A large chunk of the United States is mired in an intense heat wave, with temperatures in some locations expected to reach the 100 degree mark for at least the immediate future.
According to the Associated Press, the heat wave has hit much of the Midwest and the South, with Dallas and Oklahoma City expect to bear the brunt of it. Forecasters issued heat advisories in 17 states on Monday, and the move came after a weekend which saw some of the highest temperatures in recent memory.
In small-town Hutchinson, Kansas, for instance, thermometers peaked at 112 degrees on Sunday afternoon and only fell to a sweltering 103 degrees on Monday. The same could be said for Joplin, Missouri, still recovering from a late May tornado, where the mercury rose as high as 106 degrees over the weekend.
This isn't a particularly new development either, as Oklahoma City has endured 13 straight days of heat over 100 degrees, and according to weather.com is expected to push it to 14 later today with similar temperatures expected for the near future as well.
"It's breaking daily records, but when you're talking about a record string of days – we're not there yet," National Weather Service spokesman Chris Vaccaro told the AP. "We're in the midst of a heat wave that's not over yet."

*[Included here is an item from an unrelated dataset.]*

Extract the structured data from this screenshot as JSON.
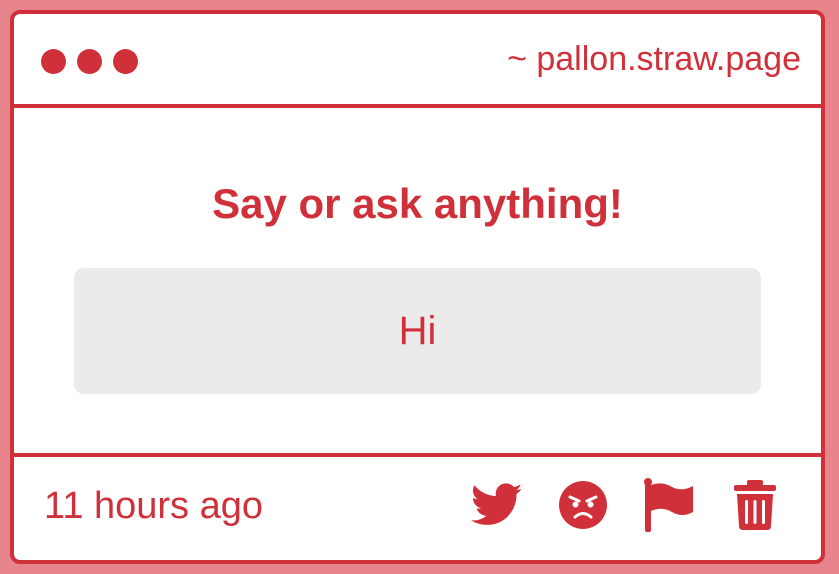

Such high levels of heat are not just uncomfortable, but dangerous. According to the New York Times, the continuous heat has been caused by a high pressure system that has stalled over the middle part of the country. Additionally, the Midwest and South have been in the middle of a lengthy drought that has not helped matters.